[[ RECORDS FOR THE EXERCISE open ]]

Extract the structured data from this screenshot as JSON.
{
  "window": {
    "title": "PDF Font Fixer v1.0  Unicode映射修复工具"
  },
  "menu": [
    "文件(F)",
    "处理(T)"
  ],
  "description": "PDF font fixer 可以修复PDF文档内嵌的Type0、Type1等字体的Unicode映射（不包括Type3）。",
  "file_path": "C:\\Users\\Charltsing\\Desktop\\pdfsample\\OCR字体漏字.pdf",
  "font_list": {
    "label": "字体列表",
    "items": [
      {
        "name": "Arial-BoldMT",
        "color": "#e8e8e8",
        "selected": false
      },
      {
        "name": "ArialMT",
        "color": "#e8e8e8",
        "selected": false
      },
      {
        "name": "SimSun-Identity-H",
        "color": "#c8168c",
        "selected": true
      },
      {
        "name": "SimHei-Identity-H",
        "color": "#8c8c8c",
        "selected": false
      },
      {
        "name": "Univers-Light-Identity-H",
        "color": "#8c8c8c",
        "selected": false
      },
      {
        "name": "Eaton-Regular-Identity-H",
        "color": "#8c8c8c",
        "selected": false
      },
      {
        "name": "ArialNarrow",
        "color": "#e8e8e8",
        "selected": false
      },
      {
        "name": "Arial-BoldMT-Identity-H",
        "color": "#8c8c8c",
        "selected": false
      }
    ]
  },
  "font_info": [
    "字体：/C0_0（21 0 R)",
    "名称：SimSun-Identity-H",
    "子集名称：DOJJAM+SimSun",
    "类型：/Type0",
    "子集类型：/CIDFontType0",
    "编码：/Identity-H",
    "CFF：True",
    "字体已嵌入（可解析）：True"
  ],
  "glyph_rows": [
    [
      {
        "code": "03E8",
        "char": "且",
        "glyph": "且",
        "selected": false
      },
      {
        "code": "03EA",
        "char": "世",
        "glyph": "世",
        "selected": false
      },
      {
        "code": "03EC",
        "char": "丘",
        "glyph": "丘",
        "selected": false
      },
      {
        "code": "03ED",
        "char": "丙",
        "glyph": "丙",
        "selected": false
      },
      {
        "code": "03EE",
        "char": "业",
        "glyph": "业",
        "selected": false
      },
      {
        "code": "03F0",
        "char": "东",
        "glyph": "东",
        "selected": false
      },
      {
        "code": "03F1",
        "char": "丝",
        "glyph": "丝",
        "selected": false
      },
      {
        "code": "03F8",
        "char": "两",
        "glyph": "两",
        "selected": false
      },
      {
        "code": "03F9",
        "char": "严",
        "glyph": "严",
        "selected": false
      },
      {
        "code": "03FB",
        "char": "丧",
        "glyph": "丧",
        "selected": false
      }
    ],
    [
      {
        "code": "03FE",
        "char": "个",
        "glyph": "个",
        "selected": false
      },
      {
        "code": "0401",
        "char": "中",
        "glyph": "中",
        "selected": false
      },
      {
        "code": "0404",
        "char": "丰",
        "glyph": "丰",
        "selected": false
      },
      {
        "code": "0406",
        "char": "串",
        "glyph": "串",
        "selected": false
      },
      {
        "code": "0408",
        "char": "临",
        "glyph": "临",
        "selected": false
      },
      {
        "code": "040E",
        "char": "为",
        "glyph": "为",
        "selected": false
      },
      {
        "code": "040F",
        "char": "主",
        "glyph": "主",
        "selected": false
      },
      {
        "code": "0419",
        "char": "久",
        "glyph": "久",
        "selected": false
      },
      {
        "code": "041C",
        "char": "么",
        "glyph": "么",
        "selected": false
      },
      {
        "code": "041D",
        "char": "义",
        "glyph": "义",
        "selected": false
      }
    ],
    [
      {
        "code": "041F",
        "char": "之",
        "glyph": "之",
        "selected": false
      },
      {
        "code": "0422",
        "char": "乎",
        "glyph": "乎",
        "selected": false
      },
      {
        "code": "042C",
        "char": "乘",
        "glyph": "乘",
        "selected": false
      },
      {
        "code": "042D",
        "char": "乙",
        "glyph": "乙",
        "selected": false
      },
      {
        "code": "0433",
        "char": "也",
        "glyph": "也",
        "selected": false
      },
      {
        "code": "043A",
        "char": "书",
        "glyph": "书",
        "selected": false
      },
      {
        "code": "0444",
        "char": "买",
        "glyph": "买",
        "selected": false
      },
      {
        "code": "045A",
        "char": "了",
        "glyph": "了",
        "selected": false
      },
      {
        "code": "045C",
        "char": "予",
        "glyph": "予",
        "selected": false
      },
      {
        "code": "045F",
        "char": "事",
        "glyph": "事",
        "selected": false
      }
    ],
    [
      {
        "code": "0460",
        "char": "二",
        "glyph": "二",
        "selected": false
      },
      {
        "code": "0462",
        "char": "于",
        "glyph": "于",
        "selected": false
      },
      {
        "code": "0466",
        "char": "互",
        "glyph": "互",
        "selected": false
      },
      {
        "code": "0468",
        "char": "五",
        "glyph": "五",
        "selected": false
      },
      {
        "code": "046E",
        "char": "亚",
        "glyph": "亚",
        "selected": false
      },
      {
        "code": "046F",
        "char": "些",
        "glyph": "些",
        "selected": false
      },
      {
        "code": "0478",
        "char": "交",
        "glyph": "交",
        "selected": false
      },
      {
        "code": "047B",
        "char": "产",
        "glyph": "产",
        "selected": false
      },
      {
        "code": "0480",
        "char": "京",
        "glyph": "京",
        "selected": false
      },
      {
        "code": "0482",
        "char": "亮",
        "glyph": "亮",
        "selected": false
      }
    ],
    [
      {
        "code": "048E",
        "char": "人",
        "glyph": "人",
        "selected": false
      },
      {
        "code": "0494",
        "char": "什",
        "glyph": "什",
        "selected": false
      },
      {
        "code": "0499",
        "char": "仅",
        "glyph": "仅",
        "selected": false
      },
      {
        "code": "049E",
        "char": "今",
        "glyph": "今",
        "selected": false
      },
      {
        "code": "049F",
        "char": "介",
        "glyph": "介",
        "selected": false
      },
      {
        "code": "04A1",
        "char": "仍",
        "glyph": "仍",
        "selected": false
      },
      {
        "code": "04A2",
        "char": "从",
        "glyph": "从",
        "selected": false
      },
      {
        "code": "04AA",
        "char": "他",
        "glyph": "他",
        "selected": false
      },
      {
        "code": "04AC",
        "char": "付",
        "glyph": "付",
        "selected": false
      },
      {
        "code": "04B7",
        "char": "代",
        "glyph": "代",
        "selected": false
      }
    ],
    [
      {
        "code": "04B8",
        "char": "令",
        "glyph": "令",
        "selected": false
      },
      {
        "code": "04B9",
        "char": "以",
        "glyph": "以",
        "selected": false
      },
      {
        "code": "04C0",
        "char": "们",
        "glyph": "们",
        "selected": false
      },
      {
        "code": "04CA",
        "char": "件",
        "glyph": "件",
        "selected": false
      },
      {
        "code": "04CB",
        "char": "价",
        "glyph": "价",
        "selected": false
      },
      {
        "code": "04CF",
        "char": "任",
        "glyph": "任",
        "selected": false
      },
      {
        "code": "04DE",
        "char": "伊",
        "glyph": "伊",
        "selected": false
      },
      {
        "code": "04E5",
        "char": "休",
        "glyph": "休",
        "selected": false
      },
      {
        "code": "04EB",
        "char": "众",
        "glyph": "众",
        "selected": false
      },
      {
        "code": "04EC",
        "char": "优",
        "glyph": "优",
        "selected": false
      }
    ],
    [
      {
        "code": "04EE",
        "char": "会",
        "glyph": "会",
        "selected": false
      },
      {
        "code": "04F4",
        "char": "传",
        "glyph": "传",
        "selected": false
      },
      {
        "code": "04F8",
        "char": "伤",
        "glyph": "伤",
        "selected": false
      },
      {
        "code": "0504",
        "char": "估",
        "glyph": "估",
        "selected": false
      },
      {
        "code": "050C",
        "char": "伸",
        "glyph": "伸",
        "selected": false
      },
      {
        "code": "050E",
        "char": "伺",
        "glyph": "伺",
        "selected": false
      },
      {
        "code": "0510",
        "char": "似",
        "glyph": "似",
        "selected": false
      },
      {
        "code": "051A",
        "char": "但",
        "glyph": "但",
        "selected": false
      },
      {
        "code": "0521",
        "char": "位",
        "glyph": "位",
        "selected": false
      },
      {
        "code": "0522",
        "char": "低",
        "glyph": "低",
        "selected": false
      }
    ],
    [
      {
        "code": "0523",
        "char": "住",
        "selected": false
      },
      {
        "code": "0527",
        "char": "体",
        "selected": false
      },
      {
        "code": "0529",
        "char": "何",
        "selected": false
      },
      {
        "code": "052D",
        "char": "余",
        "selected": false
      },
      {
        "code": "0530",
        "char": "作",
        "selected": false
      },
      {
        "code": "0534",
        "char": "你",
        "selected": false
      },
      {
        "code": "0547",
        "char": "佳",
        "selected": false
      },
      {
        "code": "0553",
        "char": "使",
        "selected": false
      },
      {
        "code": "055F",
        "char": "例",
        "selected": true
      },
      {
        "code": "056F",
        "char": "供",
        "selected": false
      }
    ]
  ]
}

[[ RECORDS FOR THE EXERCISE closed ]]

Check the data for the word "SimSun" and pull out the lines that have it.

        "name": "SimSun-Identity-H",
    "名称：SimSun-Identity-H",
    "子集名称：DOJJAM+SimSun",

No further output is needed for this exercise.